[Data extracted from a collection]
####

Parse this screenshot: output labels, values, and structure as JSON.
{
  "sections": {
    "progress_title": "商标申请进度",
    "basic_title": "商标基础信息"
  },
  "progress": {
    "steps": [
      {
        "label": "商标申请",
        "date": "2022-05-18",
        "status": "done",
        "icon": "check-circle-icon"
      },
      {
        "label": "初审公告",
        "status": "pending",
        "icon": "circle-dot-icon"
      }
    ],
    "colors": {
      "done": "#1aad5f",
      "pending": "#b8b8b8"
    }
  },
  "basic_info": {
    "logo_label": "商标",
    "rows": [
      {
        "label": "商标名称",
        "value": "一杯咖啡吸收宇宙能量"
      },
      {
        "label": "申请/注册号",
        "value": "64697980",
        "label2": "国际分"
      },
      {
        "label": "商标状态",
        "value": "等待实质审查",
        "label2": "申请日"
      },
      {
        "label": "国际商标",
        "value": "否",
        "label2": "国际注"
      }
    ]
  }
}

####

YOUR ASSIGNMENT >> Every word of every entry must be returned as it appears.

SOLUTION >>
Parse this screenshot: output labels, values, and structure as JSON.
{
  "sections": {
    "progress_title": "商标申请进度",
    "basic_title": "商标基础信息"
  },
  "progress": {
    "steps": [
      {
        "label": "商标申请",
        "date": "2022-05-18",
        "status": "done",
        "icon": "check-circle-icon"
      },
      {
        "label": "初审公告",
        "status": "pending",
        "icon": "circle-dot-icon"
      }
    ],
    "colors": {
      "done": "#1aad5f",
      "pending": "#b8b8b8"
    }
  },
  "basic_info": {
    "logo_label": "商标",
    "rows": [
      {
        "label": "商标名称",
        "value": "一杯咖啡吸收宇宙能量"
      },
      {
        "label": "申请/注册号",
        "value": "64697980",
        "label2": "国际分"
      },
      {
        "label": "商标状态",
        "value": "等待实质审查",
        "label2": "申请日"
      },
      {
        "label": "国际商标",
        "value": "否",
        "label2": "国际注"
      }
    ]
  }
}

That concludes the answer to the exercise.